Speaking on Wednesday, Mr Arthur slammed government policy for leaving universities like Leeds financially insecure.
“None of us foresaw the massive change of £3k to £9k”, he said, adding, “It’s all led to uncertainty in student numbers, it’s made life more difficult to plan. When you run a big organization like this and you have uncertainty in income, you have to plan for that uncertainty.”
The VC blamed this fall in the number of students on the government’s controversial ‘Core and Margin’ education reforms.
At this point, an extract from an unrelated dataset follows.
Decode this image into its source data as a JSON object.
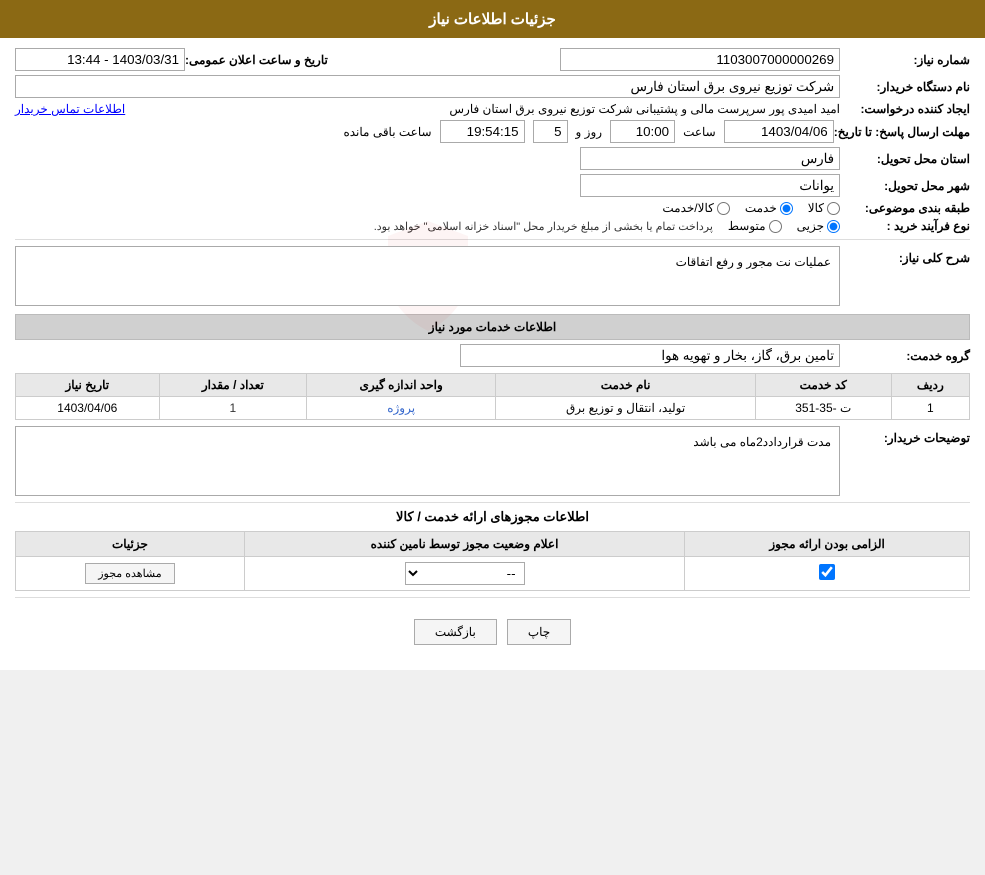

Under this scheme, universities charging more than £7,500, like Leeds, are forced to hand back a certain number of places or suffer a substantial fine. However, with fewer applicants achieving top grades in the summer, Leeds has struggled to fill places.
The Vice Chancellor said: “We were aiming for 5,900 [new students] but it looks like we’ll end up at 5,600, maybe 5,700. We definitely need to keep it above 5,400 so that the University finances continue to function. We are heavily dependent on recruiting.”
Michael Arthur, who has been Vice Chancellor since 2004, is due to leave Leeds at the end of the academic year to become President University College London.
When asked if he felt that he had achieved all had intended to in his time at Leeds, Arthur replied that he was “two thirds” satisfied with his accomplishments.
One of his key aims as leader of the University had been to raise Leeds into the top 50 of the world rankings.
Although he admitted that such an aim was “always a stretch target”, Arthur was deeply critical of the rankings systems. “You can buy your way into the top 50, the way league tables are measured. League tables are dangerous, they become too important, they are not accurate and they are not what really matters about a university.”
Words: Max Bruges
Photo: Max Bruges